Good News Sunday: How a Des Plaines resident's own experience inspired her to found Cards for Hospitalized Kids

Good News Sunday: How a Des Plaines resident's own experience inspired her to found Cards for Hospitalized Kids

This is Good News Sunday, a compilation of some of the more upbeat and inspiring stories published recently by the Daily Herald:

As a child, Jen Rubino had to endure multiple hospital stays and treatments, which ultimately led to more than 20 surgeries, the worst being major hip reconstructive surgery at Lurie Children's Hospital at age 15.

The surgery required that surgeons break Rubino's hip in five places and then reconstruct and reposition it.

"It is a very rare surgery," Rubino said, "and very painful. I spent four or five days in the ICU and then about another week in the hospital," followed by months of rehabilitation and physical therapy.

She felt sad and isolated thinking about the things she was missing.

"I received a handmade card from a volunteer and it really made my day," said Rubino, who grew up in Des Plaines. "It was a small act of kindness that someone is thinking about you, encouraging you."

This small act inspired Rubino to start her own charity, Cards for Hospitalized Kids, when she was just 16 and a student at Maine South High School.

"It started out really small," Rubino said, "but then it just took off."

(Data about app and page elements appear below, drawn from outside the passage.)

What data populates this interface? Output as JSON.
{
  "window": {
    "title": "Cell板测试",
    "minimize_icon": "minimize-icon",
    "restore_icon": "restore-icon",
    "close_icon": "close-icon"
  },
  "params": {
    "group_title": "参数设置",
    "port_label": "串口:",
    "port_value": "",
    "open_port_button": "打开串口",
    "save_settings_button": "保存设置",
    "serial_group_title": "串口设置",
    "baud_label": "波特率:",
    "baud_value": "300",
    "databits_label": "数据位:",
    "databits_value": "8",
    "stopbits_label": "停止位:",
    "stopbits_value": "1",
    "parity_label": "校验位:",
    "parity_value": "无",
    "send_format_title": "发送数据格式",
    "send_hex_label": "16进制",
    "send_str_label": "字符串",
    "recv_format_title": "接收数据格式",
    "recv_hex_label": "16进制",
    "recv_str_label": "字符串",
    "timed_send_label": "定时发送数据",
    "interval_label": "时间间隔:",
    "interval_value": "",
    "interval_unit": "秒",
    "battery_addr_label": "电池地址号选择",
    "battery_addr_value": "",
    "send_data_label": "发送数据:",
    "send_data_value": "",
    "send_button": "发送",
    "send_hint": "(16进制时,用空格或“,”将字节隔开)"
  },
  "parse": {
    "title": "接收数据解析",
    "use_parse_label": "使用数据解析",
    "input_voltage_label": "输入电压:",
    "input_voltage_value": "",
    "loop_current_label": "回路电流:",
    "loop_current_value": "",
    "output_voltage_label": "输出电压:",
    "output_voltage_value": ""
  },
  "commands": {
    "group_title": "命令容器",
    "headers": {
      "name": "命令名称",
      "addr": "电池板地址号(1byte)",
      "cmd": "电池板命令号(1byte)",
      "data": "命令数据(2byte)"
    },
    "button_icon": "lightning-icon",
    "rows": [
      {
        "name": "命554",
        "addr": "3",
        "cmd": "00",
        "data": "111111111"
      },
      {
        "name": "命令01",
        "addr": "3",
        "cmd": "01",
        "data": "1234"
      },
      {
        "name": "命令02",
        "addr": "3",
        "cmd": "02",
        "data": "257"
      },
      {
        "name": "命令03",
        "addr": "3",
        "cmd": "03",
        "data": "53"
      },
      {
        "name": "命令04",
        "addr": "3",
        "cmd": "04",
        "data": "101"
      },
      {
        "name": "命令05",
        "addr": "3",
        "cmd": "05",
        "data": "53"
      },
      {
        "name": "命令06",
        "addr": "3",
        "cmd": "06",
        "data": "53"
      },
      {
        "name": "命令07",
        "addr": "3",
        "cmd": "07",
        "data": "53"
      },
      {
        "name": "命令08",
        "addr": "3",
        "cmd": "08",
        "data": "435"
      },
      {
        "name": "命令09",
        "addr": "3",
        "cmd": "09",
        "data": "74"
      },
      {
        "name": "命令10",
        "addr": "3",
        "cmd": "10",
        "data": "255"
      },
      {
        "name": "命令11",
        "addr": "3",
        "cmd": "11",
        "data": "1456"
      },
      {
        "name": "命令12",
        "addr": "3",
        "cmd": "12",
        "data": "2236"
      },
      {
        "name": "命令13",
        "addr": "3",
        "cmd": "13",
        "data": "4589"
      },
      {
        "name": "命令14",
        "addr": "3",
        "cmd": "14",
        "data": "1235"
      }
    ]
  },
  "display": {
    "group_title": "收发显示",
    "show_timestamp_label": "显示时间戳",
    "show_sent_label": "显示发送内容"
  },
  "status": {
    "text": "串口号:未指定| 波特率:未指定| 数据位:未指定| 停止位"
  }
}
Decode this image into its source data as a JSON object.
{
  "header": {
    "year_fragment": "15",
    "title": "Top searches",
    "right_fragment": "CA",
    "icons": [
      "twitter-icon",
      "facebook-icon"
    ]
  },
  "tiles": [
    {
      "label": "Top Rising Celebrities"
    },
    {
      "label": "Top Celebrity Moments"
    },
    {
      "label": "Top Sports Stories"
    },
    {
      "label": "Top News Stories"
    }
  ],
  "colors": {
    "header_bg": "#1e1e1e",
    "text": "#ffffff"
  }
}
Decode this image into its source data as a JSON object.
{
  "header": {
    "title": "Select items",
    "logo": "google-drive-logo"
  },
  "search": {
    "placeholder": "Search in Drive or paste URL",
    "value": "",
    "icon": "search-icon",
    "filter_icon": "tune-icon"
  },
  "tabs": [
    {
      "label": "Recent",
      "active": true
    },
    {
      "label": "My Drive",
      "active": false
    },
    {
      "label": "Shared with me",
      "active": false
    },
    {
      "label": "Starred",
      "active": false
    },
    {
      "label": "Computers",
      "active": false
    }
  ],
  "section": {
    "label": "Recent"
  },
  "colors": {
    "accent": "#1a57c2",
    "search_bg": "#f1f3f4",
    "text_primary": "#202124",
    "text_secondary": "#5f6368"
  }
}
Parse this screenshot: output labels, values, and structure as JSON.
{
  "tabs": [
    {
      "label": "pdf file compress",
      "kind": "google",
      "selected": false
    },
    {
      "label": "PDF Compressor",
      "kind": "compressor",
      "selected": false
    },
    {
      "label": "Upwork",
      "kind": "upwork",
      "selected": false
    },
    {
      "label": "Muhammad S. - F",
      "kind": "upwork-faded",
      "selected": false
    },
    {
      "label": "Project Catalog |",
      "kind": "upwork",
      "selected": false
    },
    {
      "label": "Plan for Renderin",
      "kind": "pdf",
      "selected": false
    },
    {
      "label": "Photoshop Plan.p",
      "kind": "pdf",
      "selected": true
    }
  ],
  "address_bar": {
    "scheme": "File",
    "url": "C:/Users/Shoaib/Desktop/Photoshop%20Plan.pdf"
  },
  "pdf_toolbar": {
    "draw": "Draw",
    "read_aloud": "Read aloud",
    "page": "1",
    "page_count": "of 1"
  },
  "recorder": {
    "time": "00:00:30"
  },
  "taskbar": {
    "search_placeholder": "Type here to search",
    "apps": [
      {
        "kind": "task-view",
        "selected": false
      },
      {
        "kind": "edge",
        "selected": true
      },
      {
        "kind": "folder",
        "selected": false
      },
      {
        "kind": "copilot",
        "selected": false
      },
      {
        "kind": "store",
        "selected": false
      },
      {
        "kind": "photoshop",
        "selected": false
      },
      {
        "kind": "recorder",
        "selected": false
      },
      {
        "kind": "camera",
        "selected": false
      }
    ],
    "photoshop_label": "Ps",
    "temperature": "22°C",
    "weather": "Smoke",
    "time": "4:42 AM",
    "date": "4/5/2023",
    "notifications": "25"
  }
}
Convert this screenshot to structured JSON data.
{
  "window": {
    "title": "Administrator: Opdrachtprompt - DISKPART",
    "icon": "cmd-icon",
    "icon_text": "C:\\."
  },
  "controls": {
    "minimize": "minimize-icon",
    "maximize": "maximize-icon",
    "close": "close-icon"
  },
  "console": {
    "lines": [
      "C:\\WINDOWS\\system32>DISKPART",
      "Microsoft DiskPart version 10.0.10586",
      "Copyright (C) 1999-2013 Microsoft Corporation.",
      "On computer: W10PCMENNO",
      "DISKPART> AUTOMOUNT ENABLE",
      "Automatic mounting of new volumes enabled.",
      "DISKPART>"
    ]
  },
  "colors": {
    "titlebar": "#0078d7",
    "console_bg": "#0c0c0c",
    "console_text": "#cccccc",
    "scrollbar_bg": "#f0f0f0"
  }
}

She teamed up with the Des Plaines Public Library and Maine South to host monthly card-making events. Soon enough, the community and other libraries and schools across Illinois also hosted events.

Today, Rubino said more than 500,000 cards have been distributed to hospitals and Ronald McDonald Houses across the country.

For the full story, click here.

Gurnee resident Layne Pollard is planning an epic adventure for his 60th birthday. He and daughter Jorie will be scaling the 19,341-foot Mount Kilimanjaro. In this 2019 photo, Layne and Jorie are enjoying the Grand Tetons. Courtesy of Layne Pollard

Gurnee man, daughter climb Mount Kilimanjaro for his 60th birthday

Gurnee resident Layne Pollard and his daughter, Jorie, are on the trek of a lifetime.

The hike to the 19,341-foot summit of Mount Kilimanjaro in Tanzania was planned as an epic trip for Pollard's 60th birthday on June 16. But there's more to it.

Inspiration, determination, time of the year (June to October is the dry season around Kilimanjaro), a sense of adventure and a desire to celebrate a milestone event in a memorable way all contributed to the decision.

Their trip up the mountain was scheduled to begin Sunday, June 11. He and Jorie expected to be on the final hours of the descent on his birthday June 16 and back in Gurnee two days later for Father's Day.

Earlier this month, Pollard celebrated his 10th anniversary as the franchisee of a Central Bark doggy day care in Gurnee. Before that, he was in product development for a watch business.

Conditions permitting, he'll be updating their progress on Central Bark Gurnee Facebook and Instagram pages. "Conquering Kilimanjaro," a post on the company blog, explains the background.

"It's really just a hard hike. Thousands of people do it every year," he said of the Kilimanjaro ascent. He said he's prepared for shifting terrain, potential subzero cold, snow at any time and strong winds. "The biggest thing is altitude."

For the full story, click here.

Ted Pappas of Western Springs is a contestant on season two of "The Great American Recipe." It premieres June 19 on WTTW. Courtesy of PBS

Western Springs home chef brings local flavor to PBS cooking show

Season two of "The Great American Recipe" premieres Monday, June 19, on PBS, and Ted Pappas, a semiretired architect from Western Springs, is one of the cooks chosen to reflect the breadth of diversity in American home cooking.

Each episode, hosted by Alejandra Ramos, challenges the cooks to showcase two of their beloved signature dishes as they compete to win the national search for "The Great American Recipe."

Pappas grew up in a traditional Greek American household headed by immigrants: a first-generation father and a third-generation mother. His grandfather owned a supper club in Chicago in the 1960s, where Ted's mother worked. She passed down happy memories of entertaining at the club, instilling a love of social gatherings centered around food in her son.

Pappas, whose cuisine reflects his family's deep Greek roots, says he's proud to represent Greek Americans, Chicagoland and the Midwest on the show.

"It was a very cool experience so far, with more fun stuff to come this summer."

For the full story, click here.

• Good News Sunday will run each weekend. Please visit to sign up for our Good News Sunday newsletter.

Article Comments
Guidelines: Keep it civil and on topic; no profanity, vulgarity, slurs or personal attacks. People who harass others or joke about tragedies will be blocked. If a comment violates these standards or our terms of service, click the "flag" link in the lower-right corner of the comment box. To find our more, read our FAQ.